After serving as a discussion moderator, Mr. Cousins reflected on the dialogue he witnessed, noting, “I was floored by the depth and nuance with which high school students from all over the world are thinking about the difficult issues that define our historical moment."
Roughly 160 students joined the Zoom call and then gathered in sub-groups of 10-12 in Zoom breakout rooms to explore questions of global justice, with a faculty moderator for each group. "In the group that I moderated, we had students from China, Chile, India, and the U.S. sharing their experiences and perspectives on justice in their home communities. My biggest takeaway was how they questioned and listened to each other.
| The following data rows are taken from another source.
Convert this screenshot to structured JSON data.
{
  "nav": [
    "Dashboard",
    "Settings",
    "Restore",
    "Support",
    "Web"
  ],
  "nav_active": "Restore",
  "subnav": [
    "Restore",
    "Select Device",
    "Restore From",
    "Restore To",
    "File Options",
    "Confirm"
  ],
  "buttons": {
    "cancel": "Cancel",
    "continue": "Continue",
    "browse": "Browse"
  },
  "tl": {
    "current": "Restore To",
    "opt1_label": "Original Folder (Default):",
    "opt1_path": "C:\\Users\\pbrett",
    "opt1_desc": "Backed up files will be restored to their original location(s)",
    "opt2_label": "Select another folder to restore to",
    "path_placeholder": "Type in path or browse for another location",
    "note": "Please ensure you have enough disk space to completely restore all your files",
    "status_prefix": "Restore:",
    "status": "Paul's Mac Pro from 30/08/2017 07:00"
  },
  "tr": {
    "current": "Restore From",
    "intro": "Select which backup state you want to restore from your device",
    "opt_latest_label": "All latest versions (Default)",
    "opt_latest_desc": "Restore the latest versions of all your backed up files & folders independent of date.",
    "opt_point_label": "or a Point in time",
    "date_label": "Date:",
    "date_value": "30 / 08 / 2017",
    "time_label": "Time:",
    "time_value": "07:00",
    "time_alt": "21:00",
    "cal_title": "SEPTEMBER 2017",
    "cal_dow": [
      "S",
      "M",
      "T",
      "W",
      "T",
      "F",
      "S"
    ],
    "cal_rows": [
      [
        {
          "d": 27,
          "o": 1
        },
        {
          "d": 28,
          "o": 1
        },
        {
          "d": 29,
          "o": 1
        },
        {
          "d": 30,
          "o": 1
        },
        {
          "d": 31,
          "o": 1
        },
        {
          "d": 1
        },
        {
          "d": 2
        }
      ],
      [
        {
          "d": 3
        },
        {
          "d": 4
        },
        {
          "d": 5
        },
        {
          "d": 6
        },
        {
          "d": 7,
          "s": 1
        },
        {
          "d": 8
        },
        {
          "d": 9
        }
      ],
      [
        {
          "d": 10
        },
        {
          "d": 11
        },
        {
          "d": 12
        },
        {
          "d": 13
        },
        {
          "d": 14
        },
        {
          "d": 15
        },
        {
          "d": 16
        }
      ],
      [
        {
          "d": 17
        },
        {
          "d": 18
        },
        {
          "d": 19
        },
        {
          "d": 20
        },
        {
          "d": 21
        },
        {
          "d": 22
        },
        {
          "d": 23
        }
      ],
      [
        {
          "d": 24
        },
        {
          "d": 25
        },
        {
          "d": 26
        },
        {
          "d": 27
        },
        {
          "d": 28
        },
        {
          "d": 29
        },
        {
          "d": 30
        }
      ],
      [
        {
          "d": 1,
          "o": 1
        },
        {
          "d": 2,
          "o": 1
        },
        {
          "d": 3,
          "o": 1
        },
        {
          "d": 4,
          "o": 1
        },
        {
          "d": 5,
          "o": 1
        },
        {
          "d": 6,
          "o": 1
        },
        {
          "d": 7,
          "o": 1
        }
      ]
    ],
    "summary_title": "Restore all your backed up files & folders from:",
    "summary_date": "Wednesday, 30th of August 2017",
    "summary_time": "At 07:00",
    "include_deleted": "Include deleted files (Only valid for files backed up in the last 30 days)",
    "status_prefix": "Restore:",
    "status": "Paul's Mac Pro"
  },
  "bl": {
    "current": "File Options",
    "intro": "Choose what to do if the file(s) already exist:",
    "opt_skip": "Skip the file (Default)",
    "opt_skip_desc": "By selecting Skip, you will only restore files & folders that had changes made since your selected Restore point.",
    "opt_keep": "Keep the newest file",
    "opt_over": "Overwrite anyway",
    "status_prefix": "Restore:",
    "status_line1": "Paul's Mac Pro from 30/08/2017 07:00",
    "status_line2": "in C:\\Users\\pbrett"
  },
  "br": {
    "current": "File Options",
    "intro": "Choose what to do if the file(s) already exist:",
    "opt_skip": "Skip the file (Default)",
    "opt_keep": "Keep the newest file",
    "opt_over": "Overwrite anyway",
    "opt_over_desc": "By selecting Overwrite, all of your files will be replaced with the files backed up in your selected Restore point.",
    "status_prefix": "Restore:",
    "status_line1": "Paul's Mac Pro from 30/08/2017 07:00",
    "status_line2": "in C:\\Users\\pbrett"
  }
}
I did very little moderating because they kept following up on each other's questions, expanding or narrowing the scope of topics as needed to find connections between their particular experiences," he explained.
The free-flowing, hour-long discussion was so rich that, of the planned questions, his student group focused on only two of the three items in their time together "because the students were so engaged and invested in learning more deeply what concepts of justice look like in communities different from their own. That curiosity and empathy gives me hope for the future,” Mr. Cousins noted.
The next GEBG-sponsored session is titled "Youth Action for Global Causes" and is designed for students to share about causes they are inspired to work on and discuss their perspectives on the skills and experiences their generation will need to meet future challenges.
Photos (from top): Composite photo (from top, l to r) of Arjun Ray '24, Jenna Galla '23, Ziya Brittingham '23, Dhruti Raghuraman '22, Frances Bobbitt '22 and Sumaiyya Malik '24; Global Studies Coordinator Christian Cousins; photo from a past Global Studies trip to India